**DIRECTIONS:**
Ignoring the pictures, copy the data exactly.

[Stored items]
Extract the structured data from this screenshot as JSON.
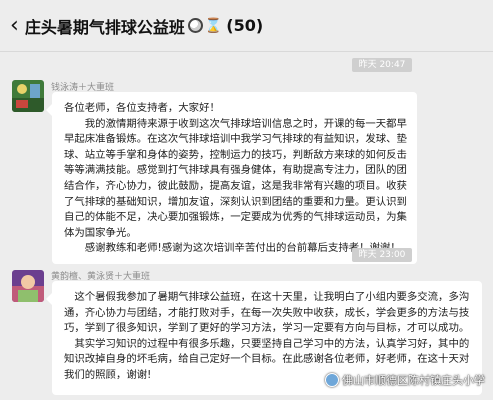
{
  "header": {
    "back_icon": "chevron-left-icon",
    "title": "庄头暑期气排球公益班",
    "member_count": "(50)"
  },
  "messages": [
    {
      "time": "昨天 20:47",
      "sender": "钱泳涛＋大重班",
      "paragraphs": [
        "各位老师，各位支持者，大家好！",
        "我的激情期待来源于收到这次气排球培训信息之时，开课的每一天都早早起床准备锻炼。在这次气排球培训中我学习气排球的有益知识，发球、垫球、站立等手掌和身体的姿势，控制运力的技巧，判断敌方来球的如何反击等等满满技能。感觉到打气排球具有强身健体，有助提高专注力，团队的团结合作，齐心协力，彼此鼓励，提高友谊，这是我非常有兴趣的项目。收获了气排球的基础知识，增加友谊，深刻认识到团结的重要和力量。更认识到自己的体能不足，决心要加强锻炼，一定要成为优秀的气排球运动员，为集体为国家争光。",
        "感谢教练和老师!感谢为这次培训辛苦付出的台前幕后支持者！谢谢！"
      ]
    },
    {
      "time": "昨天 23:00",
      "sender": "黄韵檀、黄泳贤＋大重班",
      "paragraphs": [
        "这个暑假我参加了暑期气排球公益班，在这十天里，让我明白了小组内要多交流，多沟通，齐心协力与团结，才能打败对手，在每一次失败中收获，成长，学会更多的方法与技巧，学到了很多知识，学到了更好的学习方法，学习一定要有方向与目标，才可以成功。",
        "其实学习知识的过程中有很多乐趣，只要坚持自己学习中的方法，认真学习好，其中的知识改掉自身的坏毛病，给自己定好一个目标。在此感谢各位老师，好老师，在这十天对我们的照顾，谢谢!"
      ]
    }
  ],
  "watermark": "佛山市顺德区陈村镇庄头小学"
}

**EXERCISE RESPONSE:**
Extract the structured data from this screenshot as JSON.
{
  "header": {
    "back_icon": "chevron-left-icon",
    "title": "庄头暑期气排球公益班",
    "member_count": "(50)"
  },
  "messages": [
    {
      "time": "昨天 20:47",
      "sender": "钱泳涛＋大重班",
      "paragraphs": [
        "各位老师，各位支持者，大家好！",
        "我的激情期待来源于收到这次气排球培训信息之时，开课的每一天都早早起床准备锻炼。在这次气排球培训中我学习气排球的有益知识，发球、垫球、站立等手掌和身体的姿势，控制运力的技巧，判断敌方来球的如何反击等等满满技能。感觉到打气排球具有强身健体，有助提高专注力，团队的团结合作，齐心协力，彼此鼓励，提高友谊，这是我非常有兴趣的项目。收获了气排球的基础知识，增加友谊，深刻认识到团结的重要和力量。更认识到自己的体能不足，决心要加强锻炼，一定要成为优秀的气排球运动员，为集体为国家争光。",
        "感谢教练和老师!感谢为这次培训辛苦付出的台前幕后支持者！谢谢！"
      ]
    },
    {
      "time": "昨天 23:00",
      "sender": "黄韵檀、黄泳贤＋大重班",
      "paragraphs": [
        "这个暑假我参加了暑期气排球公益班，在这十天里，让我明白了小组内要多交流，多沟通，齐心协力与团结，才能打败对手，在每一次失败中收获，成长，学会更多的方法与技巧，学到了很多知识，学到了更好的学习方法，学习一定要有方向与目标，才可以成功。",
        "其实学习知识的过程中有很多乐趣，只要坚持自己学习中的方法，认真学习好，其中的知识改掉自身的坏毛病，给自己定好一个目标。在此感谢各位老师，好老师，在这十天对我们的照顾，谢谢!"
      ]
    }
  ],
  "watermark": "佛山市顺德区陈村镇庄头小学"
}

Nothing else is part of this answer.